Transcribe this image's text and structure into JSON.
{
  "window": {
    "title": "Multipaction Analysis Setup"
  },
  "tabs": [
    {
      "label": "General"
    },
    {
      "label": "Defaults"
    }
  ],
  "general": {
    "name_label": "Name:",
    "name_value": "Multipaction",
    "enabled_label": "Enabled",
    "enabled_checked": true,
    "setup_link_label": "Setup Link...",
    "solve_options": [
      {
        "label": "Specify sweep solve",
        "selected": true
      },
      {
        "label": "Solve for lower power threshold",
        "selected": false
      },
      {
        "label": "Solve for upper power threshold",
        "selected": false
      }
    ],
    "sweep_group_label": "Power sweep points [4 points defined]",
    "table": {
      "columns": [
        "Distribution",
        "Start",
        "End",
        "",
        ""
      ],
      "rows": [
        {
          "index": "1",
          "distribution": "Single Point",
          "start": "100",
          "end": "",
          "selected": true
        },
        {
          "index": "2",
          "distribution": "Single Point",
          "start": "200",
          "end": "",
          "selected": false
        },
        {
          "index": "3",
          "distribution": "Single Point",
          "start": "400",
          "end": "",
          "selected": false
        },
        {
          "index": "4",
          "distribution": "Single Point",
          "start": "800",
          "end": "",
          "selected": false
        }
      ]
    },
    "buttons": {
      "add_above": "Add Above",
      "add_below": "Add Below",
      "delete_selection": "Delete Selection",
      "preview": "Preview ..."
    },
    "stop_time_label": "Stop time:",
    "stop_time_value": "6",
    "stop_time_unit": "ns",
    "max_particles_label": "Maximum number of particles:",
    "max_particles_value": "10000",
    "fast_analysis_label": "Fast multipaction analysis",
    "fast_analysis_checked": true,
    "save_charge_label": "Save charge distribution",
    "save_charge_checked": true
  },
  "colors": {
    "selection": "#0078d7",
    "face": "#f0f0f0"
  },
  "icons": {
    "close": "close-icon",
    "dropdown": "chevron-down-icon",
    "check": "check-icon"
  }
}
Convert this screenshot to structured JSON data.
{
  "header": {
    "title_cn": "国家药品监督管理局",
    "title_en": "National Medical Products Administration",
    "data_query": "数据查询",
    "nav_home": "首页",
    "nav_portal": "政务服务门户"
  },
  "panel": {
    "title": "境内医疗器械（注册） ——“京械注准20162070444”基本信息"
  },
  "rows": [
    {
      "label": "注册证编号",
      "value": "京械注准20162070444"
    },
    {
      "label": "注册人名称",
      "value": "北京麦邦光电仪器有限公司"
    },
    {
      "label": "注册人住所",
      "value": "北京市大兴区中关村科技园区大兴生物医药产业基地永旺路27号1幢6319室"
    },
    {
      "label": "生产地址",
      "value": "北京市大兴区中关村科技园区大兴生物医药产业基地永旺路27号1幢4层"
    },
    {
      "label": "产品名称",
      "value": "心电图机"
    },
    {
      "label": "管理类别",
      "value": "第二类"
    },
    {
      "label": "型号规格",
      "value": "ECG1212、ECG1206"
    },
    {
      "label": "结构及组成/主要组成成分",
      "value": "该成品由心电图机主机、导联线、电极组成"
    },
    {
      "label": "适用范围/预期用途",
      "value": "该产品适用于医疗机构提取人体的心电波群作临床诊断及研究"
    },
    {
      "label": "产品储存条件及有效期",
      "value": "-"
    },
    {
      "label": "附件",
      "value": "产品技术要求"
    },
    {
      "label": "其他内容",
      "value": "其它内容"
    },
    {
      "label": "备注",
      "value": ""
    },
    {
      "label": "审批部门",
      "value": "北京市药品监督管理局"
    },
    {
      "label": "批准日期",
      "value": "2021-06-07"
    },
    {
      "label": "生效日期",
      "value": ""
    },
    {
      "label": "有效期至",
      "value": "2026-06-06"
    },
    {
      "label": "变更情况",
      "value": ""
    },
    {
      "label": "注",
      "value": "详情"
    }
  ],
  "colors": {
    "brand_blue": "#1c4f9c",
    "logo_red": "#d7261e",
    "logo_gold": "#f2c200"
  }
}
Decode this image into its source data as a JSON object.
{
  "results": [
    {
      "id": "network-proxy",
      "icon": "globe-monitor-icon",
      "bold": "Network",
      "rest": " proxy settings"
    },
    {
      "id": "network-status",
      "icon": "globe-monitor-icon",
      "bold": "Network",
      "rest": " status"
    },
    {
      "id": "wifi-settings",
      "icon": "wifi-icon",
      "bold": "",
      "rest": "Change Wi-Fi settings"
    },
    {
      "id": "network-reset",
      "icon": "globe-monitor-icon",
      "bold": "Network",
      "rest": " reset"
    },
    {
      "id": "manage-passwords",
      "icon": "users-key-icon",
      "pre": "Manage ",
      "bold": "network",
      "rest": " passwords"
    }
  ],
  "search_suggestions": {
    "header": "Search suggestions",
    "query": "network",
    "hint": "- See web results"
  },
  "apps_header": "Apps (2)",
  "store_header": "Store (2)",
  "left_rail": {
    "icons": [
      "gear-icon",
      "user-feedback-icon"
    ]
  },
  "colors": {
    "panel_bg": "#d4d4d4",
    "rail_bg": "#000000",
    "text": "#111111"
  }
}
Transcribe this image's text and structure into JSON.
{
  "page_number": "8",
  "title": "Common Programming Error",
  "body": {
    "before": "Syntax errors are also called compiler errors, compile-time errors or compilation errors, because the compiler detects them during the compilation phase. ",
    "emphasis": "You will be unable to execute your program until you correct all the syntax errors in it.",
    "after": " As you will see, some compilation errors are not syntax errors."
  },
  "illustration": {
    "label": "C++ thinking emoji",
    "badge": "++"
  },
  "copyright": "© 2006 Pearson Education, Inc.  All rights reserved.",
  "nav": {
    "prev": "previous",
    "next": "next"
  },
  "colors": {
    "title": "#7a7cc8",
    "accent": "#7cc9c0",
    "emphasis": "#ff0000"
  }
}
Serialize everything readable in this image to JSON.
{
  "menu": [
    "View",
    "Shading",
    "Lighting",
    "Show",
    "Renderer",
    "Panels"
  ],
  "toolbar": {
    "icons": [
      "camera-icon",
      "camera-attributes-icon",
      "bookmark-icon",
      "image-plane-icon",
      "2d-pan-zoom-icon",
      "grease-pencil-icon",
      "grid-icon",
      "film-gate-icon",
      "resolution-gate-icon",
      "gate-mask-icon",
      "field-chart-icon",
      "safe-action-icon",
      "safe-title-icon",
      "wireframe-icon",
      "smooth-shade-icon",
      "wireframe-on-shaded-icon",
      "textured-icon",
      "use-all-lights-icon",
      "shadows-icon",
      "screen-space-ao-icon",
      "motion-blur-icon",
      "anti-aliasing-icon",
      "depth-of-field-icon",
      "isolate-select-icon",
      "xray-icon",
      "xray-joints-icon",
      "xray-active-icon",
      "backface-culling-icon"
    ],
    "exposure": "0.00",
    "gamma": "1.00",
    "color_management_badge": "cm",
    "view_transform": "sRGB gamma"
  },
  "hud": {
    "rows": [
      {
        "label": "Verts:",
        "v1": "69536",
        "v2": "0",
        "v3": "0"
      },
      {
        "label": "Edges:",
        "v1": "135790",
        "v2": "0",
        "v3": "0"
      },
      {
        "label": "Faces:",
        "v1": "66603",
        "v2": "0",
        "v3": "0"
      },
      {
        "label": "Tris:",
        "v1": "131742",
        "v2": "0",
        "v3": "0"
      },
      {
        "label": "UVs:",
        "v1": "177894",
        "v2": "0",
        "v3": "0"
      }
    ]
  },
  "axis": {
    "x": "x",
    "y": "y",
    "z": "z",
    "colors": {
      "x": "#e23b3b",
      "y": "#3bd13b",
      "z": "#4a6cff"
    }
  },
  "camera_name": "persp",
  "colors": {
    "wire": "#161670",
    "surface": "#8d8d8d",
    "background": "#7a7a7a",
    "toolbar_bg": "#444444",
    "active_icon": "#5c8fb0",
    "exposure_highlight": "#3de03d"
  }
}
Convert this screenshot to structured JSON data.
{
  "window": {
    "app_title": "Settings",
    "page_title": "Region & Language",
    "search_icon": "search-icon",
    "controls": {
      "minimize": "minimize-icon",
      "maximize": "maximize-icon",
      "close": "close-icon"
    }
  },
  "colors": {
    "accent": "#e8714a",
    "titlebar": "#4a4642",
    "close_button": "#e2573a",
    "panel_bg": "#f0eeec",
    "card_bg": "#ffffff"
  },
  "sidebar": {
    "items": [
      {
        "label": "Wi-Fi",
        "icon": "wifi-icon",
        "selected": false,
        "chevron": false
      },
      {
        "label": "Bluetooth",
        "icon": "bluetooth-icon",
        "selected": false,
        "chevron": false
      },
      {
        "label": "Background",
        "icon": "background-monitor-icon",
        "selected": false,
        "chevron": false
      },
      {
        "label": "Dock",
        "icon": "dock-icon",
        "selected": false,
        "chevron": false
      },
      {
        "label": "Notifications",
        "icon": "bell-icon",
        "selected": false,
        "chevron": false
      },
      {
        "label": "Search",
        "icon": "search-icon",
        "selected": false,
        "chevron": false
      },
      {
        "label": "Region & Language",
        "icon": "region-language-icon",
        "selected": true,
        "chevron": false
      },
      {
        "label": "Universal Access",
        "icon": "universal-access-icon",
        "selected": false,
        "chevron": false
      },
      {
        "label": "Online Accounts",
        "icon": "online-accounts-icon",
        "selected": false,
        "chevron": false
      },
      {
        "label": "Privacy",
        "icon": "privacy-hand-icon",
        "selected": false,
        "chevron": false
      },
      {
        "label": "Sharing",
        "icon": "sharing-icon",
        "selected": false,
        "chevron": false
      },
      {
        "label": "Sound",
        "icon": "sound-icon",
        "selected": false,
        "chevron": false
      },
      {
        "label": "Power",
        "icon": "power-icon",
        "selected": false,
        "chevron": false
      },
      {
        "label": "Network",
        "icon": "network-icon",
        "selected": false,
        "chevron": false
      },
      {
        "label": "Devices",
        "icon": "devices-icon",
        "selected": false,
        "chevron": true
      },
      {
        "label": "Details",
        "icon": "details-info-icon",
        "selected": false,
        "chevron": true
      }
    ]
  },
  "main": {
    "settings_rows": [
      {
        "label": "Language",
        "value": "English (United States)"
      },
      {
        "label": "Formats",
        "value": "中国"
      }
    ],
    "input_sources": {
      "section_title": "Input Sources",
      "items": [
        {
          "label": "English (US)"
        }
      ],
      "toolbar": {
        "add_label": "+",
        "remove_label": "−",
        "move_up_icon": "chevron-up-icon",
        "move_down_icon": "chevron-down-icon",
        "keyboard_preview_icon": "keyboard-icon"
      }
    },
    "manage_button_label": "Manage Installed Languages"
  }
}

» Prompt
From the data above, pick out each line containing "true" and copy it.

» Result of the exercise
    "enabled_checked": true,
        "selected": true
          "selected": true
    "fast_analysis_checked": true,
    "save_charge_checked": true
        "selected": true,
        "chevron": true
        "chevron": true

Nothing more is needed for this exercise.